Like many of the models cast for the show — among them Madison Paige (@madspaige), Arta Gjonbalaj (@artagee), Rain Dove (@raindovemodel) and Merika Palmiste (@merikatheone) — TJ identifies as nonbinary. And the lineup may reflect a reality the fashion world has been struggling to accommodate — mashed-up men’s and women’s shows is one example — for some time.
“There is this evolution happening — as opposed to a revolution — of people recognizing themselves outside of gender specificity,” Ms. Nearburg wrote in an email before what would be the first men’s wear show in this observer’s memory in which not a single model was male.
“Krammer & Stoudt has a loyal following among nonbinary people, L.G.B.T.Q. women and straight women,” she wrote. “Often we are asked if it’s ‘okay’ for these people to buy our clothes. Of course it’s okay.”
What is more, Ms. Nearburg said on Monday, recognizing an inevitable tropism away from traditionally defined gender identities opens up not only potential new markets, but also many design possibilities.
“The practical reason for doing this is that people like TJ and Mads and those in their generation or younger are not comfortable confining themselves to a gender definition any more,” Ms. Nearburg said.
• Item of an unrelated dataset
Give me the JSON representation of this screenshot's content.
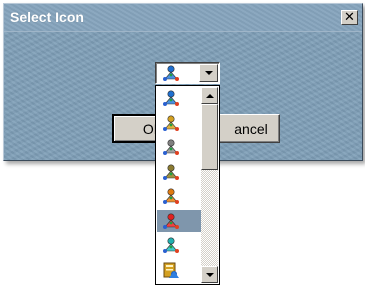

Yet, as she learned during her years in the 1990s punk scene in Austin, Tex., gender play as a way of subverting societal norms is one of fashion’s time-honored tools. Back when her club uniform was a sleeveless man’s T-shirt, a leather biker jacket and trousers, Ms. Nearburg found that her apparent androgyny made her attractive across the spectrum of gender identities.
“I was hit on by straight men, gay men, gay women, straight women,” she said.
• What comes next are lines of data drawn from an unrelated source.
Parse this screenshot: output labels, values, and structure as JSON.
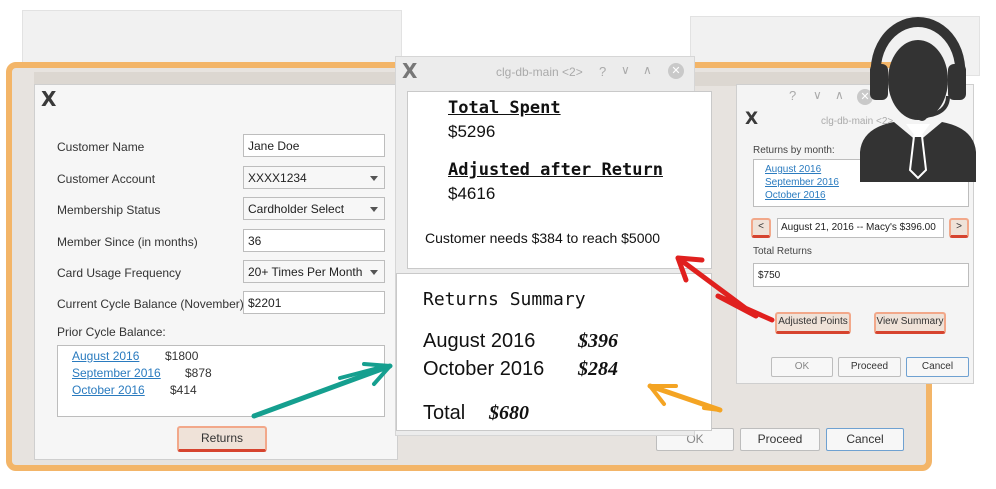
{
  "main_dialog": {
    "labels": {
      "customer_name": "Customer Name",
      "customer_account": "Customer Account",
      "membership_status": "Membership Status",
      "member_since": "Member Since (in months)",
      "card_usage": "Card Usage Frequency",
      "current_balance": "Current Cycle Balance (November)",
      "prior_balance": "Prior Cycle Balance:"
    },
    "values": {
      "customer_name": "Jane Doe",
      "customer_account": "XXXX1234",
      "membership_status": "Cardholder Select",
      "member_since": "36",
      "card_usage": "20+ Times Per Month",
      "current_balance": "$2201"
    },
    "prior_cycles": [
      {
        "month": "August 2016",
        "amount": "$1800"
      },
      {
        "month": "September 2016",
        "amount": "$878"
      },
      {
        "month": "October 2016",
        "amount": "$414"
      }
    ],
    "returns_button": "Returns"
  },
  "bottom_buttons": {
    "ok": "OK",
    "proceed": "Proceed",
    "cancel": "Cancel"
  },
  "center_popup": {
    "title": "clg-db-main <2>",
    "total_spent_heading": "Total Spent",
    "total_spent_value": "$5296",
    "adjusted_heading": "Adjusted after Return",
    "adjusted_value": "$4616",
    "needs_text": "Customer needs $384 to reach $5000"
  },
  "returns_summary": {
    "title": "Returns Summary",
    "rows": [
      {
        "month": "August 2016",
        "amount": "$396"
      },
      {
        "month": "October 2016",
        "amount": "$284"
      }
    ],
    "total_label": "Total",
    "total_amount": "$680"
  },
  "right_dialog": {
    "title": "clg-db-main <2>",
    "returns_by_month_label": "Returns by month:",
    "months": [
      "August 2016",
      "September 2016",
      "October 2016"
    ],
    "prev_label": "<",
    "next_label": ">",
    "selected_return": "August 21, 2016 -- Macy's $396.00",
    "total_returns_label": "Total Returns",
    "total_returns_value": "$750",
    "adjusted_points_button": "Adjusted Points",
    "view_summary_button": "View Summary",
    "ok": "OK",
    "proceed": "Proceed",
    "cancel": "Cancel"
  },
  "icons": {
    "app_logo": "x-logo-icon",
    "agent": "support-agent-icon",
    "help": "question-icon",
    "collapse": "chevron-down-icon",
    "expand": "chevron-up-icon",
    "close": "close-icon"
  },
  "colors": {
    "highlight_orange": "#f3b568",
    "arrow_red": "#e0201e",
    "arrow_teal": "#159f8f",
    "arrow_orange": "#f4a423",
    "link_blue": "#2a7bbf"
  }
}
“That was part of my inspiration for doing the casting this way,” she said. “We’re deliberately not casting feminine-presenting men because we’re doing a masculine show. It’s still men’s wear we’re dealing with here. We wanted masculine-presenting women, androgynous women, gay women who consider themselves female, nonbinary women, because we wanted to demonstrate how that space is opening up at a culturally regressive time.”
There was something else. “You look at people like TJ and Madison and they are just so badass and cool,” Ms. Nearburg said.